A month ago, I did two things for the first time in my tabletop role-playing career. The first thing was to organise a campaign that will be played entirely online (well, except for our next session). The other thing was to start playing the Song of Ice and Fire RPG (SIFRP) by Green Ronin. I can say that both of these ideas were good ones, and I am especially surprised by the system presented in SIFRP. Today, I want to share my enthusiasm with you and give you three reasons for trying a game in Westeros.
Reason #1 – You don’t create characters, you create a house
Alright, that is a lie. Sure, every player still creates a character, but before you get to that, the entire group creates a House. Anyone familiar with Martin’s world knows that the Houses of Westeros play an important role in the daily life and politics, and it was a great idea to give players the chance to create their own. Through a series of dice rolls and choices, the group will give birth to a minor House, loyal to one of the famous major Houses. During their adventures, the player characters will influence the destiny of their House, and will hopefully uplift it.

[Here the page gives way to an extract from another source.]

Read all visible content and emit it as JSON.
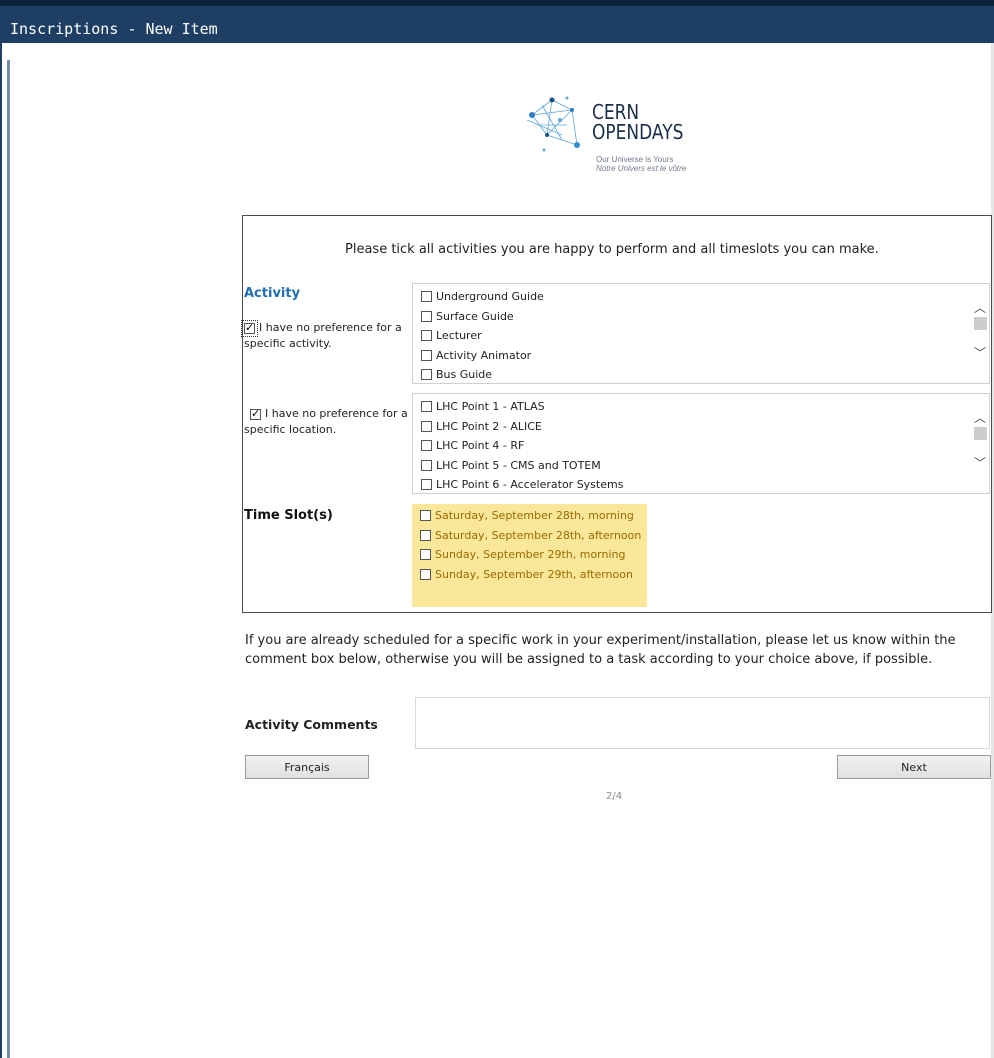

The House system includes rules for the management of the House and “House Fortunes”, which can be positive or negative. Players and their characters will have to decide where to take their House, and what role it will play in the Game of Thrones. It is intriguing and a nice distraction from the regular adventures and politics, and that can never be a bad thing!
Reason #2 – Combat is fast and deadly
I love Exalted. I do. I think that Exalted is one of the best games that I have ever played. But you know what I seriously hate about it? Goddamn combat. Why? Because it takes ages, and since every competent fighter is some demi-godly superhero, combat drags on and on until someone has run out of their supernatural fuel and is brutally murdered by the equivalent of a human nuclear bomb. Gosh, I hate it.
In SIFRP, combat is the exact opposite. It is fast and deadly, often done in just a few rounds. As long as a character has some competence, fights will be dramatic and exciting, yet short because of the high damage and low health points. The only problem it has is shown when two equal fighters meet each other. Then it can become the boring back-and-forth I despise so much about Exalted. However, as long as you as a GM know your PC’s, and throw the right enemies in them, combat is just a delight in SIFRP.
Reason #3 – It’s Westeros, damn it
Unless you have been living under a rock for the past two years, you will know that the HBO show of Martin’s books has caused his fan base to grow by a gazillion percent. Everyone loves or hates Game of Thrones, but every geek on the planet now has an opinion about it.
I am not trying to say that you should play SIFRP because Westeros is all cool and mainstream now. No, what I am trying to say is that you should give the setting a spin because there is more source material now than ever before. Next to the books and source books by Green Ronin, you have two seasons of a marvelous TV show to refer to and use for your players to learn the setting. It is easier than ever before to discover the thrilling world of Westeros, and to create your own tales in it.
So, if you are still looking for a Christmas present for a fellow gamer, you could do worse than to buy him or her a copy of this game. Tell them that winter is coming, and what better to do during the Long Night than to roll some six-sided dice and pretend you are a knight?